TASK DESCRIPTION
List each line of the data that holds the string "Request", please.

EXERCISE DATA
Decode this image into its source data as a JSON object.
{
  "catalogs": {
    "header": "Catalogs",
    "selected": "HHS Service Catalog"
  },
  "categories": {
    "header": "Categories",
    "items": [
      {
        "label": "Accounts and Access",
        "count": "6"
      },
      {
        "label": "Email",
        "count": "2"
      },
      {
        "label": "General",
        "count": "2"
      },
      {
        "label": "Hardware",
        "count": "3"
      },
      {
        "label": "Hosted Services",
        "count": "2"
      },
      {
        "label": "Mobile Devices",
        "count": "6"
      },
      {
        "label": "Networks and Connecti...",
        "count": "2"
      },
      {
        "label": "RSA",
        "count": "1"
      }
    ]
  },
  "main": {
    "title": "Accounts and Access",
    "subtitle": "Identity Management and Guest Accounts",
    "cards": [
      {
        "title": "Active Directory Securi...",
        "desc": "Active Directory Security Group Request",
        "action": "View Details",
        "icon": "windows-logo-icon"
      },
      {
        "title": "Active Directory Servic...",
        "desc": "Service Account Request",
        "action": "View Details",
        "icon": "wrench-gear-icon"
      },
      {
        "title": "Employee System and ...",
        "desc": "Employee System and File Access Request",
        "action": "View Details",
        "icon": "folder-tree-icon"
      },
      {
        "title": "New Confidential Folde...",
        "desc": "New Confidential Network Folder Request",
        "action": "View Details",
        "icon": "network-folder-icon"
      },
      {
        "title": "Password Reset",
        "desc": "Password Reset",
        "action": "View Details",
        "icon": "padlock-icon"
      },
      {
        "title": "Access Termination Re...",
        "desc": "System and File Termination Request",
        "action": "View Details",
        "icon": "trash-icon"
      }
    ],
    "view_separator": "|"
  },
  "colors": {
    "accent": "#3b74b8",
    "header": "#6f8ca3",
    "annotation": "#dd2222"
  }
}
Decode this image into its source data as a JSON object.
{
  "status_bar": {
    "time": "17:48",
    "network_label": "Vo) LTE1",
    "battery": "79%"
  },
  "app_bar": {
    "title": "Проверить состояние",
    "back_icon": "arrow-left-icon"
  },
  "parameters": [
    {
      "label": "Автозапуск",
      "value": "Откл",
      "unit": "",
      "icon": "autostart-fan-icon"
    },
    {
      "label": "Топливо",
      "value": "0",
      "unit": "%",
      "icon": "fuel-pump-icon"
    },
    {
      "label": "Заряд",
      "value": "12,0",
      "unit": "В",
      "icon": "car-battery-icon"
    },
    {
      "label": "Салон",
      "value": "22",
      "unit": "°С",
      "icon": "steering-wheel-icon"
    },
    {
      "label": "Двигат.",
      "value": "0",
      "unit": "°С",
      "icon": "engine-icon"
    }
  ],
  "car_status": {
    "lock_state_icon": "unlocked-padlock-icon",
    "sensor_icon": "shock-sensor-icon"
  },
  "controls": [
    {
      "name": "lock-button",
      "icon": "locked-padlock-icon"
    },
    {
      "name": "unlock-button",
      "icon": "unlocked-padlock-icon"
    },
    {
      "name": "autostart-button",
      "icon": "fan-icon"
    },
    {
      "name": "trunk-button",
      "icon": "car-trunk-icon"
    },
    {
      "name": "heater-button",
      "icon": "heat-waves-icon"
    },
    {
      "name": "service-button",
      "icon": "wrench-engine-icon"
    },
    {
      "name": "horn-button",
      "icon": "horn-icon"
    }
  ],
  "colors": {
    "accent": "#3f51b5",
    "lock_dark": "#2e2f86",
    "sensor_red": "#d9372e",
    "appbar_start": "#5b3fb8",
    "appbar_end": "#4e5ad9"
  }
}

SOLUTION TO THE PROBLEM
        "desc": "Active Directory Security Group Request",
        "desc": "Service Account Request",
        "desc": "Employee System and File Access Request",
        "desc": "New Confidential Network Folder Request",
        "desc": "System and File Termination Request",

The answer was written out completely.